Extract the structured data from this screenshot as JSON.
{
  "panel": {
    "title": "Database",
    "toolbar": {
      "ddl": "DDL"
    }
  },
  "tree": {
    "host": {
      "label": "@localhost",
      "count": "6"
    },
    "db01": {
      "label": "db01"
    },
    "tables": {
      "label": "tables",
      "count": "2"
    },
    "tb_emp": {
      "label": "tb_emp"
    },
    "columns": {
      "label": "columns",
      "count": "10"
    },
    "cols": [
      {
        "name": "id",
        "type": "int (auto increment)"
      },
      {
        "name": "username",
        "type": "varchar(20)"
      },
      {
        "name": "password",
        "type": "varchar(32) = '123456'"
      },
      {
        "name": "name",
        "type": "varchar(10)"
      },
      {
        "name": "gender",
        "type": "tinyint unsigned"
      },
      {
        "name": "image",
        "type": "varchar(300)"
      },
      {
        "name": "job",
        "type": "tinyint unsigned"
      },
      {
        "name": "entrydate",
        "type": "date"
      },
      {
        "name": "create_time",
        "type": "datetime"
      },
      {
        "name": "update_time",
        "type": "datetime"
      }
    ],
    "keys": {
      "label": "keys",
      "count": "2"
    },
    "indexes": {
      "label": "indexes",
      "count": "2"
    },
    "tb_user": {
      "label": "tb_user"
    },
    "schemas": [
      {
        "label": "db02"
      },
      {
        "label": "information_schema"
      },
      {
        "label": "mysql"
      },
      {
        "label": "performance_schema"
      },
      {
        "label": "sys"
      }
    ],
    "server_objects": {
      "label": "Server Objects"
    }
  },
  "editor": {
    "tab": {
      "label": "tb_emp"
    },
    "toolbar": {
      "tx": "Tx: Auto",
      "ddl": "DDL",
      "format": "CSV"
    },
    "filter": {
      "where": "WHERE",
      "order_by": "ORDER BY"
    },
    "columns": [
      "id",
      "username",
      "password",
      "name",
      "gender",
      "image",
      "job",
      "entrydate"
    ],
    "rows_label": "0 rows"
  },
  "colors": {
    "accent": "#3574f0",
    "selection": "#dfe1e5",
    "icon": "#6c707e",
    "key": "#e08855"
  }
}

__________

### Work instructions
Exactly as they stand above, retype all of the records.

### Exercise output
Extract the structured data from this screenshot as JSON.
{
  "panel": {
    "title": "Database",
    "toolbar": {
      "ddl": "DDL"
    }
  },
  "tree": {
    "host": {
      "label": "@localhost",
      "count": "6"
    },
    "db01": {
      "label": "db01"
    },
    "tables": {
      "label": "tables",
      "count": "2"
    },
    "tb_emp": {
      "label": "tb_emp"
    },
    "columns": {
      "label": "columns",
      "count": "10"
    },
    "cols": [
      {
        "name": "id",
        "type": "int (auto increment)"
      },
      {
        "name": "username",
        "type": "varchar(20)"
      },
      {
        "name": "password",
        "type": "varchar(32) = '123456'"
      },
      {
        "name": "name",
        "type": "varchar(10)"
      },
      {
        "name": "gender",
        "type": "tinyint unsigned"
      },
      {
        "name": "image",
        "type": "varchar(300)"
      },
      {
        "name": "job",
        "type": "tinyint unsigned"
      },
      {
        "name": "entrydate",
        "type": "date"
      },
      {
        "name": "create_time",
        "type": "datetime"
      },
      {
        "name": "update_time",
        "type": "datetime"
      }
    ],
    "keys": {
      "label": "keys",
      "count": "2"
    },
    "indexes": {
      "label": "indexes",
      "count": "2"
    },
    "tb_user": {
      "label": "tb_user"
    },
    "schemas": [
      {
        "label": "db02"
      },
      {
        "label": "information_schema"
      },
      {
        "label": "mysql"
      },
      {
        "label": "performance_schema"
      },
      {
        "label": "sys"
      }
    ],
    "server_objects": {
      "label": "Server Objects"
    }
  },
  "editor": {
    "tab": {
      "label": "tb_emp"
    },
    "toolbar": {
      "tx": "Tx: Auto",
      "ddl": "DDL",
      "format": "CSV"
    },
    "filter": {
      "where": "WHERE",
      "order_by": "ORDER BY"
    },
    "columns": [
      "id",
      "username",
      "password",
      "name",
      "gender",
      "image",
      "job",
      "entrydate"
    ],
    "rows_label": "0 rows"
  },
  "colors": {
    "accent": "#3574f0",
    "selection": "#dfe1e5",
    "icon": "#6c707e",
    "key": "#e08855"
  }
}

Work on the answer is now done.